Interface dataset entries
[Start of Attachment]
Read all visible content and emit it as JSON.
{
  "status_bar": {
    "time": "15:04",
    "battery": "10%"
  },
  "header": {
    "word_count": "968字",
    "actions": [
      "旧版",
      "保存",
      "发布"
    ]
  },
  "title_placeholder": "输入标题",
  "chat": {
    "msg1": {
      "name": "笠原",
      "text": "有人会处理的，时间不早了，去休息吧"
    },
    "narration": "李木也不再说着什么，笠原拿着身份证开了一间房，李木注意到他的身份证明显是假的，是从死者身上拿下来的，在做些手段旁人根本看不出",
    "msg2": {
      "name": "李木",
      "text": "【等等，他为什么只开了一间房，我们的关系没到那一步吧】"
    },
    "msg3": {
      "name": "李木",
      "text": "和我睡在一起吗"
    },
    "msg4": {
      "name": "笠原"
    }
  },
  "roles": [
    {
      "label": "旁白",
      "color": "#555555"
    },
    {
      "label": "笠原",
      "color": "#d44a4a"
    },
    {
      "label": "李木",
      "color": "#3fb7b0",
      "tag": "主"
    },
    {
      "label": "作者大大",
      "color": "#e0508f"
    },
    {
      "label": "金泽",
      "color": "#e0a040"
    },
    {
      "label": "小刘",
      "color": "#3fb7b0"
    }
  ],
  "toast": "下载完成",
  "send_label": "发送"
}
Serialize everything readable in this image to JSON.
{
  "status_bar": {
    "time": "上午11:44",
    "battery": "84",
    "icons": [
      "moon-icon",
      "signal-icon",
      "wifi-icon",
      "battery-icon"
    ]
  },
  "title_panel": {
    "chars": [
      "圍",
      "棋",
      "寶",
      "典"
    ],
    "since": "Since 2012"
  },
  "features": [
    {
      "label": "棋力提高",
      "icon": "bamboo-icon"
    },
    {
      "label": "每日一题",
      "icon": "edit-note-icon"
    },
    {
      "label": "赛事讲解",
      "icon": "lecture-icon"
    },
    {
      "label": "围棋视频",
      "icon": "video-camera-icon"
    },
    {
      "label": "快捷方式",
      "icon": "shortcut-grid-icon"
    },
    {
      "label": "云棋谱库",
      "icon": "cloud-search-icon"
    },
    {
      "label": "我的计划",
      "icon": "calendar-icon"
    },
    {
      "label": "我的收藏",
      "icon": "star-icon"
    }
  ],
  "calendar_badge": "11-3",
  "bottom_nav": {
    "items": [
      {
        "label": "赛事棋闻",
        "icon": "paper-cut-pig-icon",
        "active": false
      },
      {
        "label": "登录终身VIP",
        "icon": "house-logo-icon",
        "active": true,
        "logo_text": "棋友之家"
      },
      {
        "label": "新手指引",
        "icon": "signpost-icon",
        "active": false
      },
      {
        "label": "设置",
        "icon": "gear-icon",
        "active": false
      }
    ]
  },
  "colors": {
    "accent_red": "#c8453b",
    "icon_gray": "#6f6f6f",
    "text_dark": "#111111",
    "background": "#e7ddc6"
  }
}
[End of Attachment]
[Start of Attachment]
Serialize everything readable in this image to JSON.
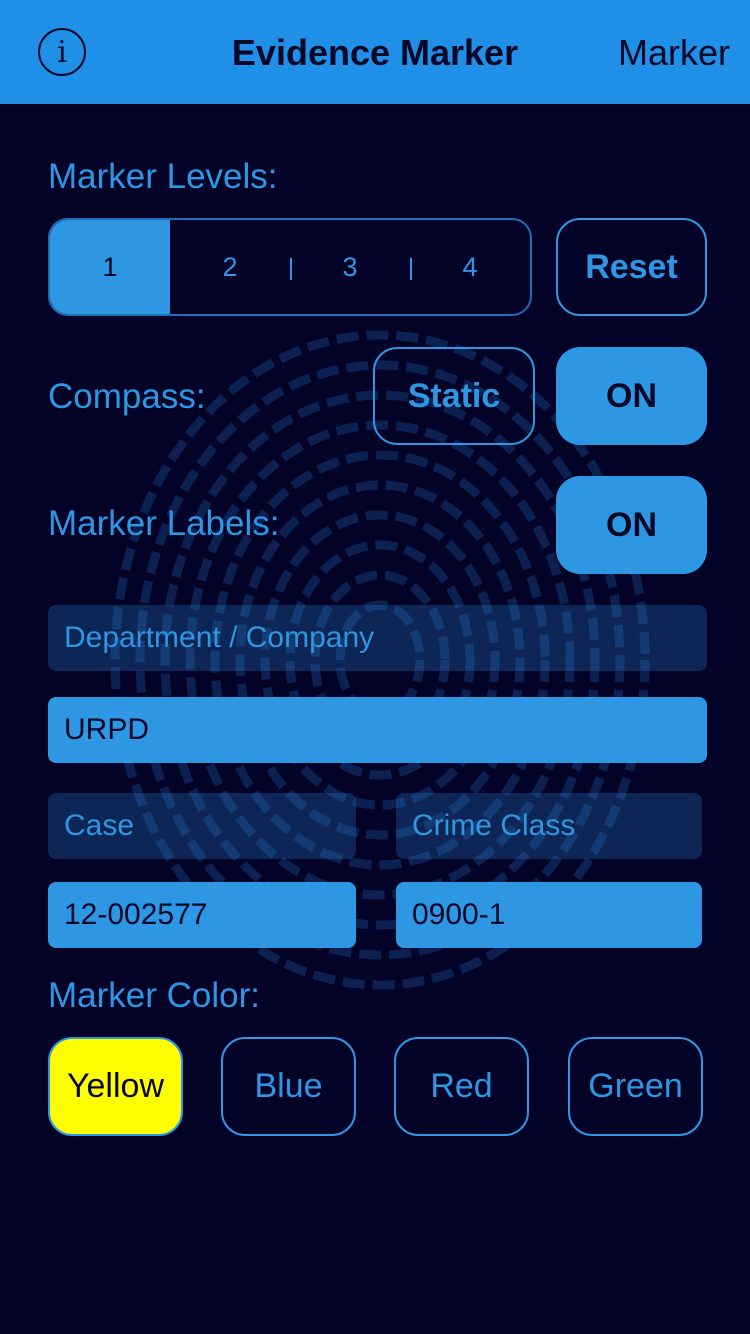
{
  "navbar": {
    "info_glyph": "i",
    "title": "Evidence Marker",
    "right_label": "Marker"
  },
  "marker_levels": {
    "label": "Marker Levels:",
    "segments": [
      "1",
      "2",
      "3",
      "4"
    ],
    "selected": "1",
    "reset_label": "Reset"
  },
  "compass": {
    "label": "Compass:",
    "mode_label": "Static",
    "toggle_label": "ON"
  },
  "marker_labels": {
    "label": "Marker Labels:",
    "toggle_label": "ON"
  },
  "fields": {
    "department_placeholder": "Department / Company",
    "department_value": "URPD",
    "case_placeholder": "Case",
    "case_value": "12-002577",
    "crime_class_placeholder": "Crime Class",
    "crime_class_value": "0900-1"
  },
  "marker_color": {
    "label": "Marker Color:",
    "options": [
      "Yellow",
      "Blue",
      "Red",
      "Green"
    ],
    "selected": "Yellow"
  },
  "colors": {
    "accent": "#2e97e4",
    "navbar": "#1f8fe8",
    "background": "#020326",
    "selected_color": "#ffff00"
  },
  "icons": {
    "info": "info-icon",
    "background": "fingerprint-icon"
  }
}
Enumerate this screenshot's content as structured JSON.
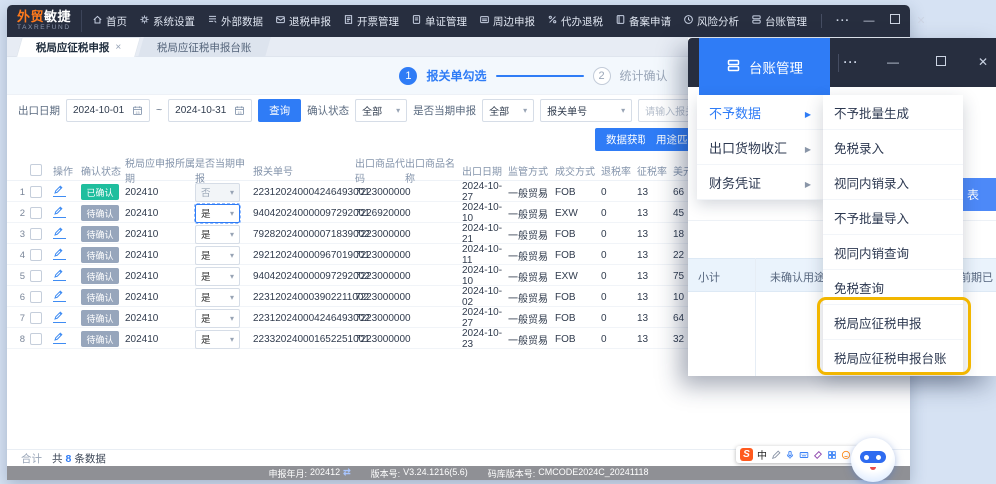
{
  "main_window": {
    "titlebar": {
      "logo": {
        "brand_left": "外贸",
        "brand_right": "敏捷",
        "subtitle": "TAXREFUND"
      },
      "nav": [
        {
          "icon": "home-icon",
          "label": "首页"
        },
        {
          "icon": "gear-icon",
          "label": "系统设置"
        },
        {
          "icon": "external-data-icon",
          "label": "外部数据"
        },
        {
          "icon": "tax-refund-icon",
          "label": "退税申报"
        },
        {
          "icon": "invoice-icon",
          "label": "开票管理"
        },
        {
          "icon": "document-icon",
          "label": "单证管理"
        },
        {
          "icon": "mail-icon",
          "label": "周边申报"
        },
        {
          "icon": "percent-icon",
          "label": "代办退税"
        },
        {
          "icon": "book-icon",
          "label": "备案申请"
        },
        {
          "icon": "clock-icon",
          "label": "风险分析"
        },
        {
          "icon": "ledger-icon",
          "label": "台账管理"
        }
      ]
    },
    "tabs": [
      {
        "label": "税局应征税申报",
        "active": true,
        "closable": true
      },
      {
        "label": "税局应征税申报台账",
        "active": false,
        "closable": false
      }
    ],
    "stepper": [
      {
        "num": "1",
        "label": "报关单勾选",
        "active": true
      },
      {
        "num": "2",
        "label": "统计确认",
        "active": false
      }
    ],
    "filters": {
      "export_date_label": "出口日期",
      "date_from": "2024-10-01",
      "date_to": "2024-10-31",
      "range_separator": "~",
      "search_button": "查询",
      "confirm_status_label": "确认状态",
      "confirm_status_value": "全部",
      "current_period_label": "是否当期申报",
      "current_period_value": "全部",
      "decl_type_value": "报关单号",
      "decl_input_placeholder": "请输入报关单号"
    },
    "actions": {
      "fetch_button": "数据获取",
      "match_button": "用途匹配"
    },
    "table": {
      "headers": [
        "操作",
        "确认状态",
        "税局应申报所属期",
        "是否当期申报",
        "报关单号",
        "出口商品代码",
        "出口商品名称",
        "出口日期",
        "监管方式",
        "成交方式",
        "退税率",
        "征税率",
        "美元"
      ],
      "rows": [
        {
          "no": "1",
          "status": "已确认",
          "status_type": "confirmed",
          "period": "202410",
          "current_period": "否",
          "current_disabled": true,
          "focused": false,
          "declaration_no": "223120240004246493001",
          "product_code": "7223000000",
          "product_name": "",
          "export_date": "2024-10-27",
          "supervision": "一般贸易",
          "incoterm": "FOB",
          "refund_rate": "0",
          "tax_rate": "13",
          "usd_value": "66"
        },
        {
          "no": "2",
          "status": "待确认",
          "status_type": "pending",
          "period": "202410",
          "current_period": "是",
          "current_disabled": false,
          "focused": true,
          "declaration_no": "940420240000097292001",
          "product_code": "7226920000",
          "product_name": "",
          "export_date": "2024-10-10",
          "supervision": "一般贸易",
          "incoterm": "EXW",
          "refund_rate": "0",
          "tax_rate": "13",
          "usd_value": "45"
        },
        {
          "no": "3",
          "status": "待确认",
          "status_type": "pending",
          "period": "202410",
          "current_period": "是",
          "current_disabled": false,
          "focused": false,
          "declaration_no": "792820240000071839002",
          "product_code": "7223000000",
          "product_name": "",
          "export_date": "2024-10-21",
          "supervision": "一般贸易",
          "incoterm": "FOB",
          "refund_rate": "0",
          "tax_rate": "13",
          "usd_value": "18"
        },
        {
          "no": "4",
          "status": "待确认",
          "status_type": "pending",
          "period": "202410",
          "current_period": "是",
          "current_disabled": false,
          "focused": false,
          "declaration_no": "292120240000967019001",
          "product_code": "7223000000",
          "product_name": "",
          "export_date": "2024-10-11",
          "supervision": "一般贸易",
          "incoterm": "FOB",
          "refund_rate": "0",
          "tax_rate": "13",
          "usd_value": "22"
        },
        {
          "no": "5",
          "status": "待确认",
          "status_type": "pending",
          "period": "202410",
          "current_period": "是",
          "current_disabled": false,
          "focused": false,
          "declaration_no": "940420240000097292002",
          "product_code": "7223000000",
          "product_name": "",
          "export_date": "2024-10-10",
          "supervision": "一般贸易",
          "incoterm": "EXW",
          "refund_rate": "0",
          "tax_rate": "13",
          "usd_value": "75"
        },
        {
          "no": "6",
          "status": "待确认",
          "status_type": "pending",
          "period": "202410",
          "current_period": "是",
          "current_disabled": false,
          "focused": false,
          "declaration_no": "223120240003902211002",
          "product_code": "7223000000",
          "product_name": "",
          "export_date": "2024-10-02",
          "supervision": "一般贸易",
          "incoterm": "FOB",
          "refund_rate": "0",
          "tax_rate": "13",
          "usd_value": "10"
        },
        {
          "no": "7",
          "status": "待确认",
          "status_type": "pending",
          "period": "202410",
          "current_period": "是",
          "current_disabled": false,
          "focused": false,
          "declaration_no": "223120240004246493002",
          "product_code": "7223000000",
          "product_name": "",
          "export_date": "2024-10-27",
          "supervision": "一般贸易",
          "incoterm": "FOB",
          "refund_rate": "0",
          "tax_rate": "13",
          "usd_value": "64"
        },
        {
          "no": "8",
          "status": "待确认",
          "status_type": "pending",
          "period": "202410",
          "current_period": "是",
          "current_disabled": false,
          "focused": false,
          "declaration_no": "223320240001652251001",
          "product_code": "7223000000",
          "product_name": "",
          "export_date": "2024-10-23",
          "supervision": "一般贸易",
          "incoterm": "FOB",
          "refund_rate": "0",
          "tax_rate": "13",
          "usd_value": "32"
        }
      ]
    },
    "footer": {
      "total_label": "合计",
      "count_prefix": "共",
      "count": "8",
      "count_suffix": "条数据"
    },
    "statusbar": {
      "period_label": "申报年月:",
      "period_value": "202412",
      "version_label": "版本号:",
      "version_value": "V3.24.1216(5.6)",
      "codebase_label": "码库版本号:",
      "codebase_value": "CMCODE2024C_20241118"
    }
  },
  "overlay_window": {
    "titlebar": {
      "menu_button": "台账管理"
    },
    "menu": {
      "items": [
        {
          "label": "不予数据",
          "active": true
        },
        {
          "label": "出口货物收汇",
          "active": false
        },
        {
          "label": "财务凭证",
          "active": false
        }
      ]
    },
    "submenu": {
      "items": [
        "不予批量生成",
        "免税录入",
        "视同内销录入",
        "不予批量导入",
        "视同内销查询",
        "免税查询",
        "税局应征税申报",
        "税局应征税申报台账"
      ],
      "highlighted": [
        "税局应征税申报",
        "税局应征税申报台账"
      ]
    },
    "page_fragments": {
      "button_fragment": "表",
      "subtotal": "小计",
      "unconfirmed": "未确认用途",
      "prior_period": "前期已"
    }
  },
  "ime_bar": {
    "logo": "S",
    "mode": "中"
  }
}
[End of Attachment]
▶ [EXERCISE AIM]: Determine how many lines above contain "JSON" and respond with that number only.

▶ [TASK RESULT]: 4